*** Begin section ***

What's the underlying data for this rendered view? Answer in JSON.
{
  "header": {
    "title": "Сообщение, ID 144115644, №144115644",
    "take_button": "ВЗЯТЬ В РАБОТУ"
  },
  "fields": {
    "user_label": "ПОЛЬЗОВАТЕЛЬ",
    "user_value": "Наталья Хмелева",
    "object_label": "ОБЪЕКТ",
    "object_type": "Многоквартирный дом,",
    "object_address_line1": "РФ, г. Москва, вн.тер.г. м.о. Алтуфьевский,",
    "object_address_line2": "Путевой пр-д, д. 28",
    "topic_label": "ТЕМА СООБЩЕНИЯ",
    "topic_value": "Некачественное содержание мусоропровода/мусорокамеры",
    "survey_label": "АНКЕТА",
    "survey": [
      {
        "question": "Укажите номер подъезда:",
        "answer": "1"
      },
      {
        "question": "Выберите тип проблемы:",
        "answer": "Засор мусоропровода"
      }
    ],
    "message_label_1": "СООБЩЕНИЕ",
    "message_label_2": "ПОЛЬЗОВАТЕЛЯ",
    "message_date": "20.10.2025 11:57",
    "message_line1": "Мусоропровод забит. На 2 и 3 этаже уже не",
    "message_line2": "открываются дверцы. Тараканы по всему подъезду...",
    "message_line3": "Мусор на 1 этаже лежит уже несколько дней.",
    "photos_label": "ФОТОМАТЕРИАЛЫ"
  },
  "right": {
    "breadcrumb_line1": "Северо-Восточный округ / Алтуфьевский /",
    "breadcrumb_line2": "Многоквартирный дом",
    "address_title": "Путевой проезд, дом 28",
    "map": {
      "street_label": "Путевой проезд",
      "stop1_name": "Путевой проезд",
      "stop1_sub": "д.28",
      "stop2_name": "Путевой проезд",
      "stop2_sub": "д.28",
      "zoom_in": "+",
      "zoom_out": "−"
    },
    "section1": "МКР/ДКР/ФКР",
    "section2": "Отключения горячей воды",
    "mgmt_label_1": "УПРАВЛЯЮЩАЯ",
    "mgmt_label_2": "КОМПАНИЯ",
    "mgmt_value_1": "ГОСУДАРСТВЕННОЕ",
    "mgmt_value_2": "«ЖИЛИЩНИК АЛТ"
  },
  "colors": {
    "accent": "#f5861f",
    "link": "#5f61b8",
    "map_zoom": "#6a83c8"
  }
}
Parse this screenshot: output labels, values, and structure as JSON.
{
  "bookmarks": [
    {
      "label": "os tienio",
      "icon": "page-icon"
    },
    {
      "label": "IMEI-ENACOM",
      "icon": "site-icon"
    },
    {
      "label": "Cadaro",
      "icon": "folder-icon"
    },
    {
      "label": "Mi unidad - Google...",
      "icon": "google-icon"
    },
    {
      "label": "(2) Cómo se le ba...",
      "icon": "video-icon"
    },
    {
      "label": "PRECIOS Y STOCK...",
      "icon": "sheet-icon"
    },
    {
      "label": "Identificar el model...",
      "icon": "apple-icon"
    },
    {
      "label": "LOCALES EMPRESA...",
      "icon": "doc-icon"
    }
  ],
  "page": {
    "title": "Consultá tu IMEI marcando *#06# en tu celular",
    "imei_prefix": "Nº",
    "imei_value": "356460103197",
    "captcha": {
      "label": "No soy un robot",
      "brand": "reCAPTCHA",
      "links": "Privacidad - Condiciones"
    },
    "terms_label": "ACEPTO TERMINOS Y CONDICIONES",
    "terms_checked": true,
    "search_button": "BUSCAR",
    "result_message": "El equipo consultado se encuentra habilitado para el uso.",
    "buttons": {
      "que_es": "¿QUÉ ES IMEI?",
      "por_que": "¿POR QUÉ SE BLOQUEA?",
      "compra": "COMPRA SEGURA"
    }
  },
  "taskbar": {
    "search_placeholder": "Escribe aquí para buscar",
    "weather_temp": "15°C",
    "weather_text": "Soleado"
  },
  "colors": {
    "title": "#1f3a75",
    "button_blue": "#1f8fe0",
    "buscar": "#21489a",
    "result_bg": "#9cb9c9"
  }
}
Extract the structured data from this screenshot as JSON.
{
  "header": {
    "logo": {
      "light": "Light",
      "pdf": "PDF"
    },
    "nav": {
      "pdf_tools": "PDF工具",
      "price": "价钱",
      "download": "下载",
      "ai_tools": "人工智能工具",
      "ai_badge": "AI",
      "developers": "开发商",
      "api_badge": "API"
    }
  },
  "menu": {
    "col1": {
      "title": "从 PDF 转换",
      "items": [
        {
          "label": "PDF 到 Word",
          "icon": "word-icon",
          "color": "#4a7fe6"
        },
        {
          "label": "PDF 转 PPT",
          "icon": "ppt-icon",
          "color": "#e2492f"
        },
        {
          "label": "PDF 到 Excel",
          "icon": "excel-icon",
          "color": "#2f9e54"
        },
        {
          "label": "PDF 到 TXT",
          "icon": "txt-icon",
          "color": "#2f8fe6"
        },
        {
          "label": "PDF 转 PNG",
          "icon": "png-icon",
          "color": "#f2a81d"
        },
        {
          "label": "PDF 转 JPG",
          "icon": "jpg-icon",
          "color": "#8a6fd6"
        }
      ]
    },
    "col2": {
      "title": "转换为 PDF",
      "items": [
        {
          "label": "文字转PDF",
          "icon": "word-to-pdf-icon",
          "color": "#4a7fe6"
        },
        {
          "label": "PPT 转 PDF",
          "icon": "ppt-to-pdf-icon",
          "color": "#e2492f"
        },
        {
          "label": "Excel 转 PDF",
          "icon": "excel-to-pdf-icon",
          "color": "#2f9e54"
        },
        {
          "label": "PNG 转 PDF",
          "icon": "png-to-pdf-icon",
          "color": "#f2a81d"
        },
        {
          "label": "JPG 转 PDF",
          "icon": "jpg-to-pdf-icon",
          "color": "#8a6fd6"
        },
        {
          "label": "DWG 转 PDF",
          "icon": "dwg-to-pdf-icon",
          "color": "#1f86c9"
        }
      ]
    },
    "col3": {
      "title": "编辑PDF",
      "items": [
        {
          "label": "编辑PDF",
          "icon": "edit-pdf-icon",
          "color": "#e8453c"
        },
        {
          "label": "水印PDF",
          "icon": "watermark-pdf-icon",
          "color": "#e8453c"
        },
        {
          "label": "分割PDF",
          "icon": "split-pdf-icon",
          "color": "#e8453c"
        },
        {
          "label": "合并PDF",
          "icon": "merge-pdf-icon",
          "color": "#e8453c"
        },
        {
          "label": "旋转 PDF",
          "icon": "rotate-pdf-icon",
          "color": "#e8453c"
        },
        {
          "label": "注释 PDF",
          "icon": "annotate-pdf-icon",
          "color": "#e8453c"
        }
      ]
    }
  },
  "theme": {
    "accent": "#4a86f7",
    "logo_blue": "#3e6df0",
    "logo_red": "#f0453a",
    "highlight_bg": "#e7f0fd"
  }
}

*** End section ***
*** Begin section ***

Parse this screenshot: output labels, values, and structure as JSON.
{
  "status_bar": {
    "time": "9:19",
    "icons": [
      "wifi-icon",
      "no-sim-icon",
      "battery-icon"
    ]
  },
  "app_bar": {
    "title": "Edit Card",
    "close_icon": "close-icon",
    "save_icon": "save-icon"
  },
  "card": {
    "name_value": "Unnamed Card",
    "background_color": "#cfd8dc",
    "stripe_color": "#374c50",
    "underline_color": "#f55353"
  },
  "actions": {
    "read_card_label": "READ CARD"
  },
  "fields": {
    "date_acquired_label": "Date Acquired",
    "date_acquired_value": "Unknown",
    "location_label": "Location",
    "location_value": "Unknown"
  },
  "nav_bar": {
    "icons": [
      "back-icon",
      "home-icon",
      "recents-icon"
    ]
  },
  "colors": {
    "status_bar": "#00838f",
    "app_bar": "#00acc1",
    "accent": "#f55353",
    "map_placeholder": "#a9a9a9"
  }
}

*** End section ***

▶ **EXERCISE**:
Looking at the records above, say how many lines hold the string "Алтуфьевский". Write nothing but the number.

▶ **TASK RESULT**:
2